Personally, I think they should have called this 'Cavill's story' and included it as an extra in the BSG package, but even then that does not really get around the fact that it cannot be watched in the correct 'timeline' of the show when you are watching it for the first time. You have to watch it at the end. And since its events conclude at the end of season 2, this leaves an unsatisfying feeling which can only really be satiated by watching the third and fourth seasons again (or at least the final episodes).
Still, given what they were attempting to do, BSG: The Plan has been handled very well. It might chop around a lot to cover the length of time that passes, but the old footage is integrated extremely well with the new stuff. In order to avoid the problems with the ageing of many of the cast members, most of the main characters have been sidelined, and are presented in actual deleted footage snippets (or just scenes we have already seen in the seasons proper) just to remind you of what they were up to whilst 'The Plan' was taking place. We see glimpses of Starbuck and Apollo, Adama only tends to appear on screen when there is an imminent attempt on his life, and Balthar only really gets his words in at the very outset. Instead of having to deal with the fact that they almost all look different (Anders returns to do some early-days footage of what happened during the initial attack), we just don't see these characters do anything 'new' in this past-set story. President Roslin is perhaps the most striking omission, although with the massive nip-tuck job done on her face as the seasons progressed, it is no wonder that they avoided attempting to make her look younger.
Dean Stockwell does extremely well at carrying his pivotal (if, ultimately, unnecessary) storyline, and is arguably the star of this mish-mash montage affair. He is a long way removed from the Al that you may remember from Quantum Leap, his
Machiavellian Cavill twins proving to be the ultimate in amoral warmongers, plotting and scheming and sacrificing any and all to completely eradicate the human race - even with the threat of mutually-assured destruction on the cards. The writers go some way to give him (and the other Cylon models) some depth as well, offering an alternative view to his evil self in his twin. Still, the evil preacher is the one to watch. He's so damn mean he even starts to provoke mutinous undercurrents within his own Cylon group.

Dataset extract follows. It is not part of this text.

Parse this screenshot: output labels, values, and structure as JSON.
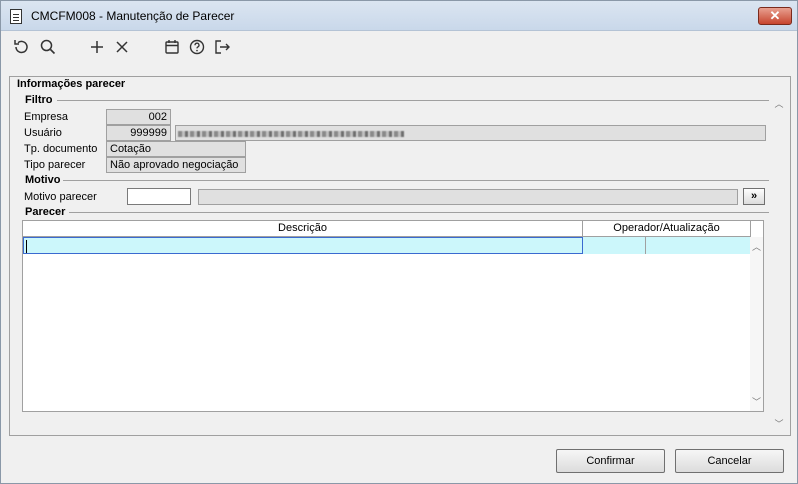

All in all Edward James Olmos (Adama) has directed a reasonable addendum to the BSG world, even if it is far from compulsory viewing. He handles the bigger-budget effects stuff (which is almost on par with a medium-budget sci-fi movie) much more adeptly than the chopping-and-changing segments across the two-season-timeline. He offers a shocking look at the original Cylon attack's destruction of the main cities, bringing it to life better than you could have imagined. For that alone, I suspect many fans will want to check out this release. Unfortunately there is no easy way of telling this convoluted and largely unnecessary story. Whilst he has tried his best to string it all together, ultimately, he cannot avoid the inherent feeling that this is still little more than a collection of - admittedly good - deleted scenes. It sometimes feels as if you've just popped in the extras disc from a season of the show and hit the play all function, which shows you all the deleted scenes from across the season, in chronological order, but with no real fluidity to them. And, at the end of the day, we could have probably lived without it. Still, BSG fans will unlikely be able to resist, and will no doubt find out the hard way that this is not quite the amazing, revealing, answer-all feature-film that they were looking forward to.
Our Review Ethos